Start of GIVEN RECORDS

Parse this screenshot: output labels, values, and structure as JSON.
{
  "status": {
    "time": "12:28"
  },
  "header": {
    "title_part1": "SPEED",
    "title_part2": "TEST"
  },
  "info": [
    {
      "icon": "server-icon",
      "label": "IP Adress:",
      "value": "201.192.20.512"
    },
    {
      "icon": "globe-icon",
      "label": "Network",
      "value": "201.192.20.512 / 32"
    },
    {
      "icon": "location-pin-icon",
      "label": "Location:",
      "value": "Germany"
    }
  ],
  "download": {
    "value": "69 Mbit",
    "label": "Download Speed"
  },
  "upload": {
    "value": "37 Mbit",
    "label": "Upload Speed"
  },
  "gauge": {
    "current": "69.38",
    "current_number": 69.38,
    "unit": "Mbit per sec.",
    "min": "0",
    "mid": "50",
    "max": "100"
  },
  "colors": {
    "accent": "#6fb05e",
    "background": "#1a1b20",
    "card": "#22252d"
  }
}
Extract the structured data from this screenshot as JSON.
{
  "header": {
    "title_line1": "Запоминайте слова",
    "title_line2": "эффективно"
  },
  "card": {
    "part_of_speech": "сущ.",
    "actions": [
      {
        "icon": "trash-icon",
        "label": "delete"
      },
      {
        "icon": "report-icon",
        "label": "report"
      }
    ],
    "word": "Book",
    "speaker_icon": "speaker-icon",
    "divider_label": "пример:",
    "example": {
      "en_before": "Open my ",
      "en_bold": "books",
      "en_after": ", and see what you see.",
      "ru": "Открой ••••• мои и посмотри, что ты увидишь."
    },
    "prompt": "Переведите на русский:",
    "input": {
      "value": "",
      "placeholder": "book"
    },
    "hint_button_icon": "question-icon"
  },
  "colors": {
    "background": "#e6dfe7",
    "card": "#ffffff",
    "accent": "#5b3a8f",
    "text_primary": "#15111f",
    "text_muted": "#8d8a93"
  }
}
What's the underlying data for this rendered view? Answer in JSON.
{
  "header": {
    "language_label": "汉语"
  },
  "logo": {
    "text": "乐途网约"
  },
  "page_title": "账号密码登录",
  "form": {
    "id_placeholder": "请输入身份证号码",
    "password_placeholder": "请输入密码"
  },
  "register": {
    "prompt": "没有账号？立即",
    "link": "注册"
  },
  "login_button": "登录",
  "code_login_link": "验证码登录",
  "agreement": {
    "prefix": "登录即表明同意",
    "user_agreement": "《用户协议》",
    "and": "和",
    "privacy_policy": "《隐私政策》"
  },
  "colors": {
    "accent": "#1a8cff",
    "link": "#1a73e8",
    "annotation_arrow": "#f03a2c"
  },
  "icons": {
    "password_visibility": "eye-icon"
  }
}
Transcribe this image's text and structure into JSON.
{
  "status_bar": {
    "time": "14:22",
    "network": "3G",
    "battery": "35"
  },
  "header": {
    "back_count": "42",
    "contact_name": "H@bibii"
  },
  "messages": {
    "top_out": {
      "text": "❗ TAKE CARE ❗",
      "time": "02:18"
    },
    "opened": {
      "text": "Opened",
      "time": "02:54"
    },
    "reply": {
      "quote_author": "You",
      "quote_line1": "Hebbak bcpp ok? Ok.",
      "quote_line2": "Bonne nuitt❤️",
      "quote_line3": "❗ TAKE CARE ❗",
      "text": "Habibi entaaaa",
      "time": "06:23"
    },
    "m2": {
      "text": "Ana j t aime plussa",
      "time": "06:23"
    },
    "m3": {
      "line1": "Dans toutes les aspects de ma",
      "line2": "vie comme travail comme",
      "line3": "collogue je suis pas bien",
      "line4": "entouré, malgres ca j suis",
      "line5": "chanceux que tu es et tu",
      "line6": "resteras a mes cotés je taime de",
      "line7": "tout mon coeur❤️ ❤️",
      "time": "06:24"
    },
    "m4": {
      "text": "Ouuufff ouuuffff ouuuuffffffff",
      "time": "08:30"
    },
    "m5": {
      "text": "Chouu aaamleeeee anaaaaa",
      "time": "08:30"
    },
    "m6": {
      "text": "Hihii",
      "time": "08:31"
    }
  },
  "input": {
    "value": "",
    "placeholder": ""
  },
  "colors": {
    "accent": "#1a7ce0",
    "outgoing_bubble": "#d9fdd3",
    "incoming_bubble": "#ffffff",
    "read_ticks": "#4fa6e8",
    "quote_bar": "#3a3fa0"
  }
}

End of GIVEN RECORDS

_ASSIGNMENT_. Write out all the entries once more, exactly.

_EXERCISE SOLUTION_.
Parse this screenshot: output labels, values, and structure as JSON.
{
  "status": {
    "time": "12:28"
  },
  "header": {
    "title_part1": "SPEED",
    "title_part2": "TEST"
  },
  "info": [
    {
      "icon": "server-icon",
      "label": "IP Adress:",
      "value": "201.192.20.512"
    },
    {
      "icon": "globe-icon",
      "label": "Network",
      "value": "201.192.20.512 / 32"
    },
    {
      "icon": "location-pin-icon",
      "label": "Location:",
      "value": "Germany"
    }
  ],
  "download": {
    "value": "69 Mbit",
    "label": "Download Speed"
  },
  "upload": {
    "value": "37 Mbit",
    "label": "Upload Speed"
  },
  "gauge": {
    "current": "69.38",
    "current_number": 69.38,
    "unit": "Mbit per sec.",
    "min": "0",
    "mid": "50",
    "max": "100"
  },
  "colors": {
    "accent": "#6fb05e",
    "background": "#1a1b20",
    "card": "#22252d"
  }
}
Extract the structured data from this screenshot as JSON.
{
  "header": {
    "title_line1": "Запоминайте слова",
    "title_line2": "эффективно"
  },
  "card": {
    "part_of_speech": "сущ.",
    "actions": [
      {
        "icon": "trash-icon",
        "label": "delete"
      },
      {
        "icon": "report-icon",
        "label": "report"
      }
    ],
    "word": "Book",
    "speaker_icon": "speaker-icon",
    "divider_label": "пример:",
    "example": {
      "en_before": "Open my ",
      "en_bold": "books",
      "en_after": ", and see what you see.",
      "ru": "Открой ••••• мои и посмотри, что ты увидишь."
    },
    "prompt": "Переведите на русский:",
    "input": {
      "value": "",
      "placeholder": "book"
    },
    "hint_button_icon": "question-icon"
  },
  "colors": {
    "background": "#e6dfe7",
    "card": "#ffffff",
    "accent": "#5b3a8f",
    "text_primary": "#15111f",
    "text_muted": "#8d8a93"
  }
}
What's the underlying data for this rendered view? Answer in JSON.
{
  "header": {
    "language_label": "汉语"
  },
  "logo": {
    "text": "乐途网约"
  },
  "page_title": "账号密码登录",
  "form": {
    "id_placeholder": "请输入身份证号码",
    "password_placeholder": "请输入密码"
  },
  "register": {
    "prompt": "没有账号？立即",
    "link": "注册"
  },
  "login_button": "登录",
  "code_login_link": "验证码登录",
  "agreement": {
    "prefix": "登录即表明同意",
    "user_agreement": "《用户协议》",
    "and": "和",
    "privacy_policy": "《隐私政策》"
  },
  "colors": {
    "accent": "#1a8cff",
    "link": "#1a73e8",
    "annotation_arrow": "#f03a2c"
  },
  "icons": {
    "password_visibility": "eye-icon"
  }
}
Transcribe this image's text and structure into JSON.
{
  "status_bar": {
    "time": "14:22",
    "network": "3G",
    "battery": "35"
  },
  "header": {
    "back_count": "42",
    "contact_name": "H@bibii"
  },
  "messages": {
    "top_out": {
      "text": "❗ TAKE CARE ❗",
      "time": "02:18"
    },
    "opened": {
      "text": "Opened",
      "time": "02:54"
    },
    "reply": {
      "quote_author": "You",
      "quote_line1": "Hebbak bcpp ok? Ok.",
      "quote_line2": "Bonne nuitt❤️",
      "quote_line3": "❗ TAKE CARE ❗",
      "text": "Habibi entaaaa",
      "time": "06:23"
    },
    "m2": {
      "text": "Ana j t aime plussa",
      "time": "06:23"
    },
    "m3": {
      "line1": "Dans toutes les aspects de ma",
      "line2": "vie comme travail comme",
      "line3": "collogue je suis pas bien",
      "line4": "entouré, malgres ca j suis",
      "line5": "chanceux que tu es et tu",
      "line6": "resteras a mes cotés je taime de",
      "line7": "tout mon coeur❤️ ❤️",
      "time": "06:24"
    },
    "m4": {
      "text": "Ouuufff ouuuffff ouuuuffffffff",
      "time": "08:30"
    },
    "m5": {
      "text": "Chouu aaamleeeee anaaaaa",
      "time": "08:30"
    },
    "m6": {
      "text": "Hihii",
      "time": "08:31"
    }
  },
  "input": {
    "value": "",
    "placeholder": ""
  },
  "colors": {
    "accent": "#1a7ce0",
    "outgoing_bubble": "#d9fdd3",
    "incoming_bubble": "#ffffff",
    "read_ticks": "#4fa6e8",
    "quote_bar": "#3a3fa0"
  }
}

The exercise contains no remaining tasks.